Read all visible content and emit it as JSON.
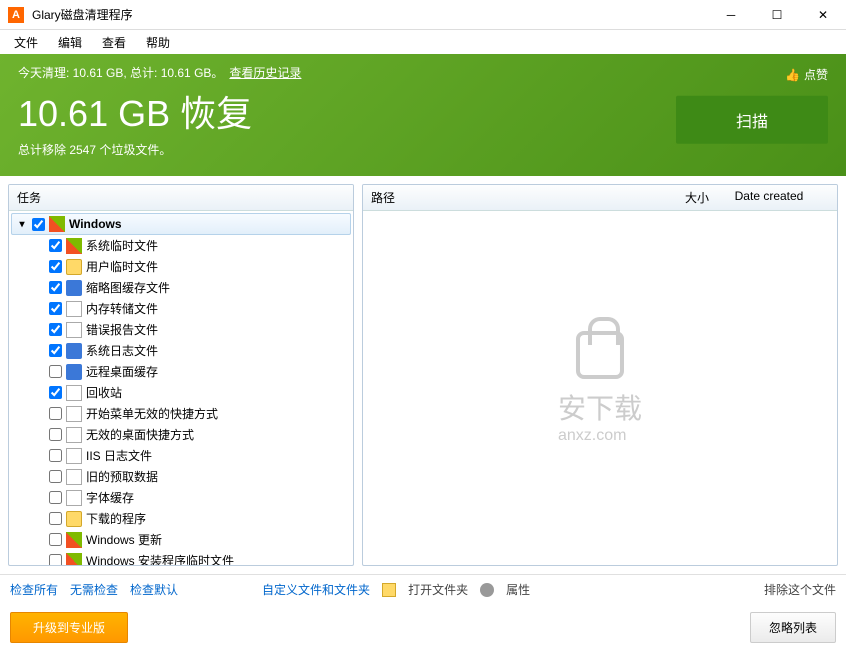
{
  "title": "Glary磁盘清理程序",
  "menu": {
    "file": "文件",
    "edit": "编辑",
    "view": "查看",
    "help": "帮助"
  },
  "hero": {
    "cleaned_label": "今天清理: 10.61 GB, 总计: 10.61 GB。",
    "history_link": "查看历史记录",
    "big_text": "10.61 GB 恢复",
    "sub_text": "总计移除 2547 个垃圾文件。",
    "like": "点赞",
    "scan": "扫描"
  },
  "left_header": "任务",
  "right_headers": {
    "path": "路径",
    "size": "大小",
    "date": "Date created"
  },
  "group": "Windows",
  "tree": [
    {
      "label": "系统临时文件",
      "checked": true,
      "icon": "win"
    },
    {
      "label": "用户临时文件",
      "checked": true,
      "icon": "folder"
    },
    {
      "label": "缩略图缓存文件",
      "checked": true,
      "icon": "blue"
    },
    {
      "label": "内存转储文件",
      "checked": true,
      "icon": "file"
    },
    {
      "label": "错误报告文件",
      "checked": true,
      "icon": "file"
    },
    {
      "label": "系统日志文件",
      "checked": true,
      "icon": "blue"
    },
    {
      "label": "远程桌面缓存",
      "checked": false,
      "icon": "blue"
    },
    {
      "label": "回收站",
      "checked": true,
      "icon": "file"
    },
    {
      "label": "开始菜单无效的快捷方式",
      "checked": false,
      "icon": "file"
    },
    {
      "label": "无效的桌面快捷方式",
      "checked": false,
      "icon": "file"
    },
    {
      "label": "IIS 日志文件",
      "checked": false,
      "icon": "file"
    },
    {
      "label": "旧的预取数据",
      "checked": false,
      "icon": "file"
    },
    {
      "label": "字体缓存",
      "checked": false,
      "icon": "file"
    },
    {
      "label": "下载的程序",
      "checked": false,
      "icon": "folder"
    },
    {
      "label": "Windows 更新",
      "checked": false,
      "icon": "win"
    },
    {
      "label": "Windows 安装程序临时文件",
      "checked": false,
      "icon": "win"
    }
  ],
  "toolbar": {
    "check_all": "检查所有",
    "check_none": "无需检查",
    "check_default": "检查默认",
    "custom": "自定义文件和文件夹",
    "open_folder": "打开文件夹",
    "properties": "属性",
    "exclude": "排除这个文件"
  },
  "bottom": {
    "upgrade": "升级到专业版",
    "ignore": "忽略列表"
  },
  "watermark": "安下载",
  "watermark_sub": "anxz.com"
}
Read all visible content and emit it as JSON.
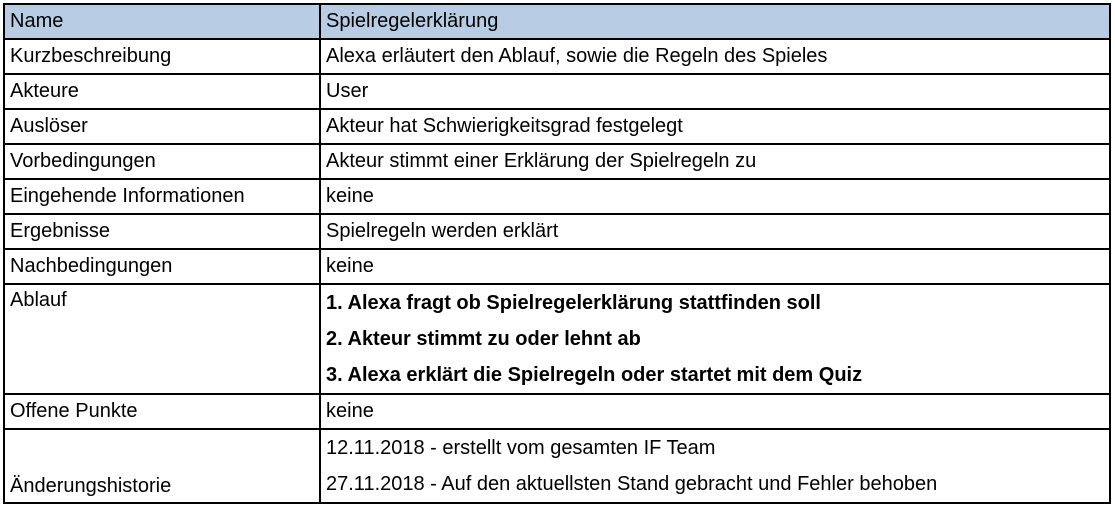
{
  "table": {
    "header": {
      "label": "Name",
      "value": "Spielregelerklärung"
    },
    "rows": [
      {
        "label": "Kurzbeschreibung",
        "value": "Alexa erläutert den Ablauf, sowie die Regeln des Spieles"
      },
      {
        "label": "Akteure",
        "value": "User"
      },
      {
        "label": "Auslöser",
        "value": "Akteur hat Schwierigkeitsgrad festgelegt"
      },
      {
        "label": "Vorbedingungen",
        "value": "Akteur stimmt einer Erklärung der Spielregeln zu"
      },
      {
        "label": "Eingehende Informationen",
        "value": "keine"
      },
      {
        "label": "Ergebnisse",
        "value": "Spielregeln werden erklärt"
      },
      {
        "label": "Nachbedingungen",
        "value": "keine"
      }
    ],
    "ablauf": {
      "label": "Ablauf",
      "steps": [
        "1. Alexa fragt ob Spielregelerklärung stattfinden soll",
        "2. Akteur stimmt zu oder lehnt ab",
        "3. Alexa erklärt die Spielregeln oder startet mit dem Quiz"
      ]
    },
    "offene_punkte": {
      "label": "Offene Punkte",
      "value": "keine"
    },
    "historie": {
      "label": "Änderungshistorie",
      "entries": [
        "12.11.2018 - erstellt vom gesamten IF Team",
        "27.11.2018 - Auf den aktuellsten Stand gebracht und Fehler behoben"
      ]
    }
  }
}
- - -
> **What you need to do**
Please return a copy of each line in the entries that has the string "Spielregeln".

> **Solution for this task**
        "value": "Akteur stimmt einer Erklärung der Spielregeln zu"
        "value": "Spielregeln werden erklärt"
        "3. Alexa erklärt die Spielregeln oder startet mit dem Quiz"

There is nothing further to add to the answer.